--- ASSIGNMENT ---
If a line in the listing below has the string "data", copy it out.
* * * *
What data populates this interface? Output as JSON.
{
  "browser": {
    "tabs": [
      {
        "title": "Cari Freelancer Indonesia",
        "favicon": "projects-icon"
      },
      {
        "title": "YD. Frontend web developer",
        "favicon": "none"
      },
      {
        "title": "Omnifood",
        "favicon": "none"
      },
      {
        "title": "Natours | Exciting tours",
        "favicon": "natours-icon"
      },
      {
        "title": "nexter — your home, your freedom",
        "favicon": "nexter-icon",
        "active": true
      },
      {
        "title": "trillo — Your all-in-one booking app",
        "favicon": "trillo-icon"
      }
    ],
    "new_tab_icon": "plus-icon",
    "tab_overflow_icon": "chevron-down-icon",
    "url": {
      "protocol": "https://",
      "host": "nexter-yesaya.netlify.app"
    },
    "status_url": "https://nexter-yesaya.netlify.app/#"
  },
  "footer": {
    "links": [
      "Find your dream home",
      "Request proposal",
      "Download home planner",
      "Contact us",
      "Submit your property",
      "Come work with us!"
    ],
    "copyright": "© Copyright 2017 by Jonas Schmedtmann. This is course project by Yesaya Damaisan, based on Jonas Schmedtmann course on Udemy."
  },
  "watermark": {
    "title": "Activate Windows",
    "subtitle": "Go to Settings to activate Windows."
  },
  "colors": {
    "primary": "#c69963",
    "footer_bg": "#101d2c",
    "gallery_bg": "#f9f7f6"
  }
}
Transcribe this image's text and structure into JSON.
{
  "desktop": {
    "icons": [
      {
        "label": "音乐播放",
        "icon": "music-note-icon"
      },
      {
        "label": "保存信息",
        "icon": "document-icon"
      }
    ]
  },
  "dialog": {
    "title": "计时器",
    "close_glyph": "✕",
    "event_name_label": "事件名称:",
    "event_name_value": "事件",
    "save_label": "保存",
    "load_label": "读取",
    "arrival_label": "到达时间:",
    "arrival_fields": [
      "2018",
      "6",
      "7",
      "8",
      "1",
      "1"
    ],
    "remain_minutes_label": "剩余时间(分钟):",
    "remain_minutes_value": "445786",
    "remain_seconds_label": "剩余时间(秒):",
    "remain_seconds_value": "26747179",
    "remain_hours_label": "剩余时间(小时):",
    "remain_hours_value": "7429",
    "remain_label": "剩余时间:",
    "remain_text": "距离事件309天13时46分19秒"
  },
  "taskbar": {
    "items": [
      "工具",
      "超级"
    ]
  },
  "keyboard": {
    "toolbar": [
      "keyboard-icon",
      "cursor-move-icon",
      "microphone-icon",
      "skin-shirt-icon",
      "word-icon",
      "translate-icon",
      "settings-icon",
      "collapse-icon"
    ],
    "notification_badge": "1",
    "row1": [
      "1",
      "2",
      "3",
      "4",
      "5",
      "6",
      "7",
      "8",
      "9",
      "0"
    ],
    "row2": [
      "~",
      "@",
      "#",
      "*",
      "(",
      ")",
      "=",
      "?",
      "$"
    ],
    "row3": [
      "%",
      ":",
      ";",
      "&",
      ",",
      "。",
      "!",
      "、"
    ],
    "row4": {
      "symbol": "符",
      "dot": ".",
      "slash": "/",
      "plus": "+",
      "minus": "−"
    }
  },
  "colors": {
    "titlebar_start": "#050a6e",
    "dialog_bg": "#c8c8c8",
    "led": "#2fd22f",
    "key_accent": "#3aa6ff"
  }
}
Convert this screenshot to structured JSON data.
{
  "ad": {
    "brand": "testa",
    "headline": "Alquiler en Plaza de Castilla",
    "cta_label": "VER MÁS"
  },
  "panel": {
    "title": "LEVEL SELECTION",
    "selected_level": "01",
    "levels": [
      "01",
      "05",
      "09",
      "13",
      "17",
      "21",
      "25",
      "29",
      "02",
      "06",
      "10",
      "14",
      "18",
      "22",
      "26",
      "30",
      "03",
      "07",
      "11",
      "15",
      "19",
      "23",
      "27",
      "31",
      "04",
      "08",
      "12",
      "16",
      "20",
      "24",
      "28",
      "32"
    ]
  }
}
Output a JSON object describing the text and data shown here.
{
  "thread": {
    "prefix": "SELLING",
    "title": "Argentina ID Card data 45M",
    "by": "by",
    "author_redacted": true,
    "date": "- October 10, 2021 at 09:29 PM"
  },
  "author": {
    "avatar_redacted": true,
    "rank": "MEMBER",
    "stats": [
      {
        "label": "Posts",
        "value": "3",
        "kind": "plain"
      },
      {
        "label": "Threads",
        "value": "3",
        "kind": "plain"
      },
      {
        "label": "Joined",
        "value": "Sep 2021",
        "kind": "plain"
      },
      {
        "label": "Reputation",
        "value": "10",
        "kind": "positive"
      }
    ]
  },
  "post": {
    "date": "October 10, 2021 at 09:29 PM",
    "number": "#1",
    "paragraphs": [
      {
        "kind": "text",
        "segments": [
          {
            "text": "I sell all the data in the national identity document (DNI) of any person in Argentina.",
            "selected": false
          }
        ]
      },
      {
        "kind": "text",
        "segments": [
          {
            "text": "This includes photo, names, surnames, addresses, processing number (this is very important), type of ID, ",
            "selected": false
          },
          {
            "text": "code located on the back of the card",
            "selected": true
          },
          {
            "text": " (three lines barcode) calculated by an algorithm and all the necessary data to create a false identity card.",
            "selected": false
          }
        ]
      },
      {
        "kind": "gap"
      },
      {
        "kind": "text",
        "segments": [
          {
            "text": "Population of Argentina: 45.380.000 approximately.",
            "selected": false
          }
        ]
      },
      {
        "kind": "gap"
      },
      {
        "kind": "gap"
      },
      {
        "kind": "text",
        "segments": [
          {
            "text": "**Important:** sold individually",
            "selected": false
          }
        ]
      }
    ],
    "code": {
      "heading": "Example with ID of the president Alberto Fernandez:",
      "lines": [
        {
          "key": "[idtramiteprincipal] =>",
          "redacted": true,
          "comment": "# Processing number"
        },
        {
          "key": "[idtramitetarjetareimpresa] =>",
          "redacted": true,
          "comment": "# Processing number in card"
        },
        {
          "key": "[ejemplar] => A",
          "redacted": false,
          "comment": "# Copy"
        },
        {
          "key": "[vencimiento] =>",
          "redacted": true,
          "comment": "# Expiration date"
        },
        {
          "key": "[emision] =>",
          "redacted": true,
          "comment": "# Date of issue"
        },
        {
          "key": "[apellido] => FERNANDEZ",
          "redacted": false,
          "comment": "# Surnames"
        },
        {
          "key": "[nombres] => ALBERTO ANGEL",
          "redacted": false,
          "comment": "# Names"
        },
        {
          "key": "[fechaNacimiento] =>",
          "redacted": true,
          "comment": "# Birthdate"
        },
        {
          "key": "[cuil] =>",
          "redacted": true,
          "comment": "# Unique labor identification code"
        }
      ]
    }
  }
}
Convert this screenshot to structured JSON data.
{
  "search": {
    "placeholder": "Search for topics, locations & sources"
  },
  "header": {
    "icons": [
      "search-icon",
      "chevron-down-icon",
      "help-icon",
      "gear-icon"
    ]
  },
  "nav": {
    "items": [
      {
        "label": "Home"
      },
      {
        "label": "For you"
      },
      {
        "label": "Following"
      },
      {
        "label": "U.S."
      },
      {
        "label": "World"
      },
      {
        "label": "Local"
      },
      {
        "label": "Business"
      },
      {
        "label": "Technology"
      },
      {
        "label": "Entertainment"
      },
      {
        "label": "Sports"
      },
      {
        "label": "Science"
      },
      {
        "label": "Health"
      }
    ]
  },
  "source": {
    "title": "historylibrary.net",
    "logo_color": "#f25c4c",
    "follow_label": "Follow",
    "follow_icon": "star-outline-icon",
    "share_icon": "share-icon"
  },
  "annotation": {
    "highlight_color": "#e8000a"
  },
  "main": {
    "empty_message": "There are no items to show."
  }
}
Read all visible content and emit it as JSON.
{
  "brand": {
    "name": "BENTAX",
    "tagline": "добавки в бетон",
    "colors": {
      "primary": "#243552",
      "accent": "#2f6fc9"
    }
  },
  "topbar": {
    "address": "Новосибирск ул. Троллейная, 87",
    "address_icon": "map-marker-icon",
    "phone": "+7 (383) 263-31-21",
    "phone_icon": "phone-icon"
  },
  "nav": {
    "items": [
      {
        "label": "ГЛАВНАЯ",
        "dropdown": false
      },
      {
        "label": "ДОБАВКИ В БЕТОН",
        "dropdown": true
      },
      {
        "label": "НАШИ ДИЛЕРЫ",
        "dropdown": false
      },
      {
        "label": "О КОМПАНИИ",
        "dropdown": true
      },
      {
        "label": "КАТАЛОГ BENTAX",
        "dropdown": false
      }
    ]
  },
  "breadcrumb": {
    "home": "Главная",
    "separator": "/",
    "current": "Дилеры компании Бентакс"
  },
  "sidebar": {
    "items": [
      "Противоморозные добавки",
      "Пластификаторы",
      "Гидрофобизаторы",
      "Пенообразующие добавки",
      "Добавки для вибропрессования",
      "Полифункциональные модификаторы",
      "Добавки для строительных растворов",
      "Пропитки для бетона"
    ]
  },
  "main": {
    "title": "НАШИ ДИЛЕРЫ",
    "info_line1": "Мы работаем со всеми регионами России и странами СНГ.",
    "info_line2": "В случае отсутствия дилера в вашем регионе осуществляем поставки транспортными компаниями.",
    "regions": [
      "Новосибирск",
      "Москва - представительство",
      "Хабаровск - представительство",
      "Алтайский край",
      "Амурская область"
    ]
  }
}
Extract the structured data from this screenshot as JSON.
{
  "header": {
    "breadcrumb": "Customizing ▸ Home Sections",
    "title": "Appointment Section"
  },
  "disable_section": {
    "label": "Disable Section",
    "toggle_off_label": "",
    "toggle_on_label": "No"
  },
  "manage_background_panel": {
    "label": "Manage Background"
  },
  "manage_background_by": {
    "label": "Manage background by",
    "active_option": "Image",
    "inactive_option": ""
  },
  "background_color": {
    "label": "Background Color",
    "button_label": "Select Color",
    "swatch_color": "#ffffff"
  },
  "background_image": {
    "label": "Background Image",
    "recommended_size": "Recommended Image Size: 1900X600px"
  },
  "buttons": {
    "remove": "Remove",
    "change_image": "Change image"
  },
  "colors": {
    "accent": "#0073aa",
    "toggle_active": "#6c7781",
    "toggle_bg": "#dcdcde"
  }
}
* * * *
--- YOUR SOLUTION ---
What data populates this interface? Output as JSON.
Convert this screenshot to structured JSON data.
Output a JSON object describing the text and data shown here.
    "title": "Argentina ID Card data 45M",
            "text": "I sell all the data in the national identity document (DNI) of any person in Argentina.",
            "text": " (three lines barcode) calculated by an algorithm and all the necessary data to create a false identity card.",
Convert this screenshot to structured JSON data.
Extract the structured data from this screenshot as JSON.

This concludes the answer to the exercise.